◆ Exercise requirements:
Report, from the records below, every line where the word "flag" appears.

◆ The input:
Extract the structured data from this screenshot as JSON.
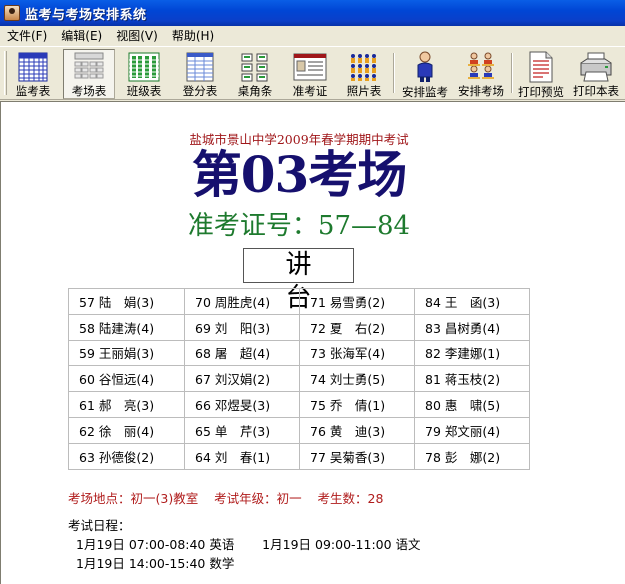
{
  "window": {
    "title": "监考与考场安排系统"
  },
  "menu": [
    {
      "label": "文件(F)"
    },
    {
      "label": "编辑(E)"
    },
    {
      "label": "视图(V)"
    },
    {
      "label": "帮助(H)"
    }
  ],
  "toolbar": [
    {
      "label": "监考表",
      "icon": "proctor-table-icon"
    },
    {
      "label": "考场表",
      "icon": "exam-room-table-icon",
      "pressed": true
    },
    {
      "label": "班级表",
      "icon": "class-table-icon"
    },
    {
      "label": "登分表",
      "icon": "score-table-icon"
    },
    {
      "label": "桌角条",
      "icon": "desk-label-icon"
    },
    {
      "label": "准考证",
      "icon": "admission-ticket-icon"
    },
    {
      "label": "照片表",
      "icon": "photo-table-icon"
    },
    {
      "label": "安排监考",
      "icon": "assign-proctor-icon"
    },
    {
      "label": "安排考场",
      "icon": "assign-room-icon"
    },
    {
      "label": "打印预览",
      "icon": "print-preview-icon"
    },
    {
      "label": "打印本表",
      "icon": "printer-icon"
    }
  ],
  "document": {
    "school_title": "盐城市景山中学2009年春学期期中考试",
    "room_title": "第03考场",
    "ticket_range": "准考证号：57—84",
    "podium": "讲台",
    "seats": [
      [
        "57 陆　娟(3)",
        "70 周胜虎(4)",
        "71 易雪勇(2)",
        "84 王　函(3)"
      ],
      [
        "58 陆建涛(4)",
        "69 刘　阳(3)",
        "72 夏　右(2)",
        "83 昌树勇(4)"
      ],
      [
        "59 王丽娟(3)",
        "68 屠　超(4)",
        "73 张海军(4)",
        "82 李建娜(1)"
      ],
      [
        "60 谷恒远(4)",
        "67 刘汉娟(2)",
        "74 刘士勇(5)",
        "81 蒋玉枝(2)"
      ],
      [
        "61 郝　亮(3)",
        "66 邓煜旻(3)",
        "75 乔　倩(1)",
        "80 惠　啸(5)"
      ],
      [
        "62 徐　丽(4)",
        "65 单　芹(3)",
        "76 黄　迪(3)",
        "79 郑文丽(4)"
      ],
      [
        "63 孙德俊(2)",
        "64 刘　春(1)",
        "77 吴菊香(3)",
        "78 彭　娜(2)"
      ]
    ],
    "summary": "考场地点：初一(3)教室    考试年级：初一    考生数：28",
    "schedule_title": "考试日程：",
    "schedule_line1": "1月19日 07:00-08:40 英语       1月19日 09:00-11:00 语文",
    "schedule_line2": "1月19日 14:00-15:40 数学"
  },
  "colors": {
    "title_bar": "#0046d5",
    "school_title": "#a0171a",
    "room_title": "#16106e",
    "ticket_range": "#1e7a2e",
    "summary": "#b01c1c"
  }
}
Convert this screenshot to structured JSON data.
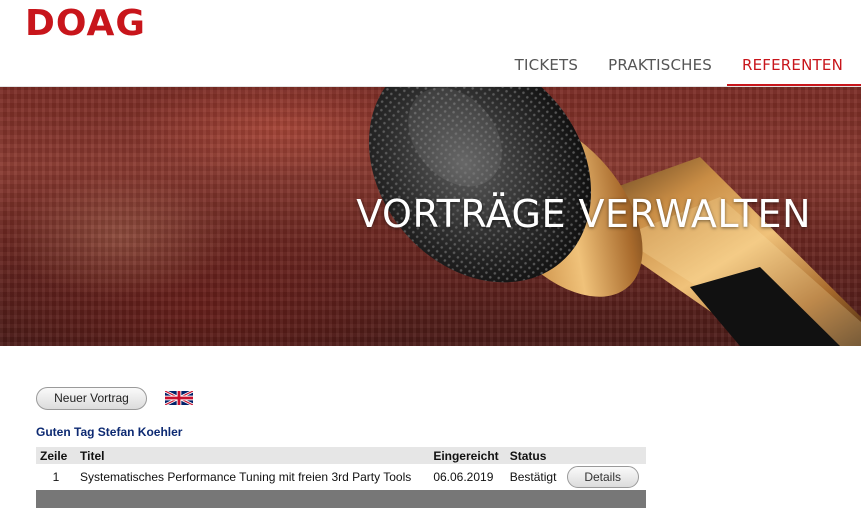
{
  "header": {
    "logo": "DOAG",
    "nav": [
      {
        "label": "TICKETS",
        "active": false
      },
      {
        "label": "PRAKTISCHES",
        "active": false
      },
      {
        "label": "REFERENTEN",
        "active": true
      }
    ]
  },
  "hero": {
    "title": "VORTRÄGE VERWALTEN"
  },
  "actions": {
    "new_talk_label": "Neuer Vortrag",
    "language_flag_icon": "uk-flag-icon"
  },
  "greeting": "Guten Tag Stefan Koehler",
  "table": {
    "headers": {
      "row": "Zeile",
      "title": "Titel",
      "submitted": "Eingereicht",
      "status": "Status"
    },
    "rows": [
      {
        "nr": "1",
        "title": "Systematisches Performance Tuning mit freien 3rd Party Tools",
        "submitted": "06.06.2019",
        "status": "Bestätigt",
        "action": "Details"
      }
    ]
  },
  "colors": {
    "brand_red": "#c8151b",
    "greeting_blue": "#0d2a72",
    "footer_gray": "#777777"
  }
}
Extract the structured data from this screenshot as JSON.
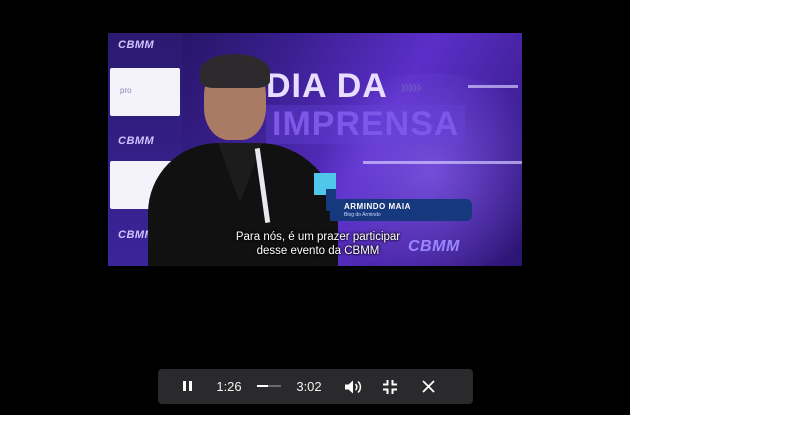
{
  "video": {
    "logos": [
      "CBMM",
      "CBMM",
      "CBMM",
      "CBMM"
    ],
    "card_text": "pro",
    "headline_line1": "DIA DA",
    "headline_line2": "IMPRENSA",
    "lower_third": {
      "name": "ARMINDO MAIA",
      "role": "Blog do Armindo"
    },
    "subtitle_line1": "Para nós, é um prazer participar",
    "subtitle_line2": "desse evento da CBMM"
  },
  "controls": {
    "current_time": "1:26",
    "duration": "3:02",
    "progress_fraction": 0.47,
    "icons": {
      "pause": "pause-icon",
      "volume": "volume-icon",
      "exit_fullscreen": "exit-fullscreen-icon",
      "close": "close-icon"
    }
  },
  "colors": {
    "stage_bg": "#000000",
    "control_bar_bg": "#2a2a2c",
    "lower_third_bg": "#16387c",
    "lower_third_accent": "#4fc6ea"
  }
}
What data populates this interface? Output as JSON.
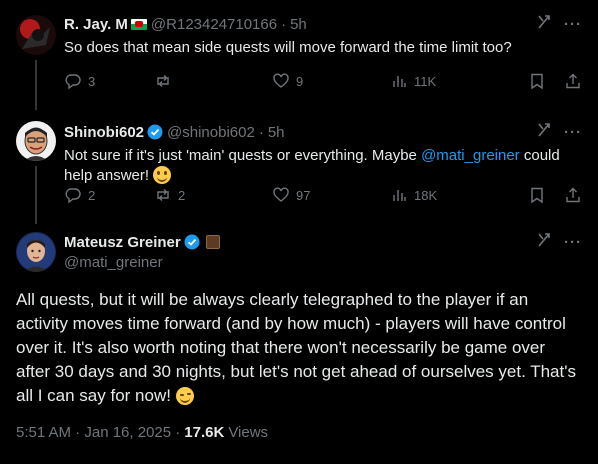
{
  "replies": [
    {
      "name": "R. Jay. M",
      "handle": "@R123424710166",
      "time": "5h",
      "text": "So does that mean side quests will move forward the time limit too?",
      "reply_count": "3",
      "retweet_count": "",
      "like_count": "9",
      "view_count": "11K"
    },
    {
      "name": "Shinobi602",
      "handle": "@shinobi602",
      "time": "5h",
      "text_before": "Not sure if it's just 'main' quests or everything. Maybe ",
      "mention": "@mati_greiner",
      "text_after": " could help answer! ",
      "reply_count": "2",
      "retweet_count": "2",
      "like_count": "97",
      "view_count": "18K"
    }
  ],
  "main_post": {
    "name": "Mateusz Greiner",
    "handle": "@mati_greiner",
    "text": "All quests, but it will be always clearly telegraphed to the player if an activity moves time forward (and by how much) - players will have control over it. It's also worth noting that there won't necessarily be game over after 30 days and 30 nights, but let's not get ahead of ourselves yet. That's all I can say for now! ",
    "timestamp": "5:51 AM · Jan 16, 2025 ·",
    "view_count": "17.6K",
    "views_label": "Views"
  },
  "colors": {
    "background": "#000000",
    "text": "#e7e9ea",
    "muted": "#71767b",
    "accent": "#1d9bf0",
    "divider": "#333639"
  },
  "icons": [
    "grok-icon",
    "more-icon",
    "reply-icon",
    "retweet-icon",
    "like-icon",
    "views-icon",
    "bookmark-icon",
    "share-icon",
    "verified-badge-icon",
    "wales-flag-icon",
    "smile-emoji-icon",
    "wink-emoji-icon"
  ]
}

◆ Written solution:
    "language_flag_icon": "uk-flag-icon"
    "wales-flag-icon",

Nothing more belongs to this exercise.